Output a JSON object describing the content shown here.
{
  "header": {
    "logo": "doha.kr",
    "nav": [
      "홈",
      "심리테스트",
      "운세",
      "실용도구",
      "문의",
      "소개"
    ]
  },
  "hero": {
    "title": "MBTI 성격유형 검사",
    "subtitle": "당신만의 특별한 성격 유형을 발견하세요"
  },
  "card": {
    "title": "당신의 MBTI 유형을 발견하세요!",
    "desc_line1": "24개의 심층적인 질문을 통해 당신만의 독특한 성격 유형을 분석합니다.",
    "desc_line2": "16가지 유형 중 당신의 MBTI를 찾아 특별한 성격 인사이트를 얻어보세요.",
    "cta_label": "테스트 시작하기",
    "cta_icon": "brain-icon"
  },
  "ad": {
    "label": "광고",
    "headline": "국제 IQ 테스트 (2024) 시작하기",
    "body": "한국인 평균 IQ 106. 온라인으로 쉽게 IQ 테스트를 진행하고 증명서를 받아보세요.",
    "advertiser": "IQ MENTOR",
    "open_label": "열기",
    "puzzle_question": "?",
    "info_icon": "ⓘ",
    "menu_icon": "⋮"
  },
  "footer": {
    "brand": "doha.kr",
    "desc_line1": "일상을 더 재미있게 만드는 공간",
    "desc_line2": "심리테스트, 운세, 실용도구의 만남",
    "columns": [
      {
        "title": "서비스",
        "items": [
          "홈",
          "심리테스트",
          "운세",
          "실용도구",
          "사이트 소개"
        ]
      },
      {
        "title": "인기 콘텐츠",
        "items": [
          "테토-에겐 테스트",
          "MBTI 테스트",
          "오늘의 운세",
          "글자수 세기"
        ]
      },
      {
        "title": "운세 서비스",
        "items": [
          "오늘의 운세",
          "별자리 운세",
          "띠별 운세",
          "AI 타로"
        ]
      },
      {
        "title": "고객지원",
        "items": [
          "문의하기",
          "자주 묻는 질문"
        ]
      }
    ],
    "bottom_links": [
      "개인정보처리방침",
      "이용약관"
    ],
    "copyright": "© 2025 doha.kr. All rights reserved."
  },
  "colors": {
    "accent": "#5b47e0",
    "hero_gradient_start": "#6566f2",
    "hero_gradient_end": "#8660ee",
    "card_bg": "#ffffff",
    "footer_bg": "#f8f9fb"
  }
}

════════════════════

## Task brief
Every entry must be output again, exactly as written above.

## Solution below
Output a JSON object describing the content shown here.
{
  "header": {
    "logo": "doha.kr",
    "nav": [
      "홈",
      "심리테스트",
      "운세",
      "실용도구",
      "문의",
      "소개"
    ]
  },
  "hero": {
    "title": "MBTI 성격유형 검사",
    "subtitle": "당신만의 특별한 성격 유형을 발견하세요"
  },
  "card": {
    "title": "당신의 MBTI 유형을 발견하세요!",
    "desc_line1": "24개의 심층적인 질문을 통해 당신만의 독특한 성격 유형을 분석합니다.",
    "desc_line2": "16가지 유형 중 당신의 MBTI를 찾아 특별한 성격 인사이트를 얻어보세요.",
    "cta_label": "테스트 시작하기",
    "cta_icon": "brain-icon"
  },
  "ad": {
    "label": "광고",
    "headline": "국제 IQ 테스트 (2024) 시작하기",
    "body": "한국인 평균 IQ 106. 온라인으로 쉽게 IQ 테스트를 진행하고 증명서를 받아보세요.",
    "advertiser": "IQ MENTOR",
    "open_label": "열기",
    "puzzle_question": "?",
    "info_icon": "ⓘ",
    "menu_icon": "⋮"
  },
  "footer": {
    "brand": "doha.kr",
    "desc_line1": "일상을 더 재미있게 만드는 공간",
    "desc_line2": "심리테스트, 운세, 실용도구의 만남",
    "columns": [
      {
        "title": "서비스",
        "items": [
          "홈",
          "심리테스트",
          "운세",
          "실용도구",
          "사이트 소개"
        ]
      },
      {
        "title": "인기 콘텐츠",
        "items": [
          "테토-에겐 테스트",
          "MBTI 테스트",
          "오늘의 운세",
          "글자수 세기"
        ]
      },
      {
        "title": "운세 서비스",
        "items": [
          "오늘의 운세",
          "별자리 운세",
          "띠별 운세",
          "AI 타로"
        ]
      },
      {
        "title": "고객지원",
        "items": [
          "문의하기",
          "자주 묻는 질문"
        ]
      }
    ],
    "bottom_links": [
      "개인정보처리방침",
      "이용약관"
    ],
    "copyright": "© 2025 doha.kr. All rights reserved."
  },
  "colors": {
    "accent": "#5b47e0",
    "hero_gradient_start": "#6566f2",
    "hero_gradient_end": "#8660ee",
    "card_bg": "#ffffff",
    "footer_bg": "#f8f9fb"
  }
}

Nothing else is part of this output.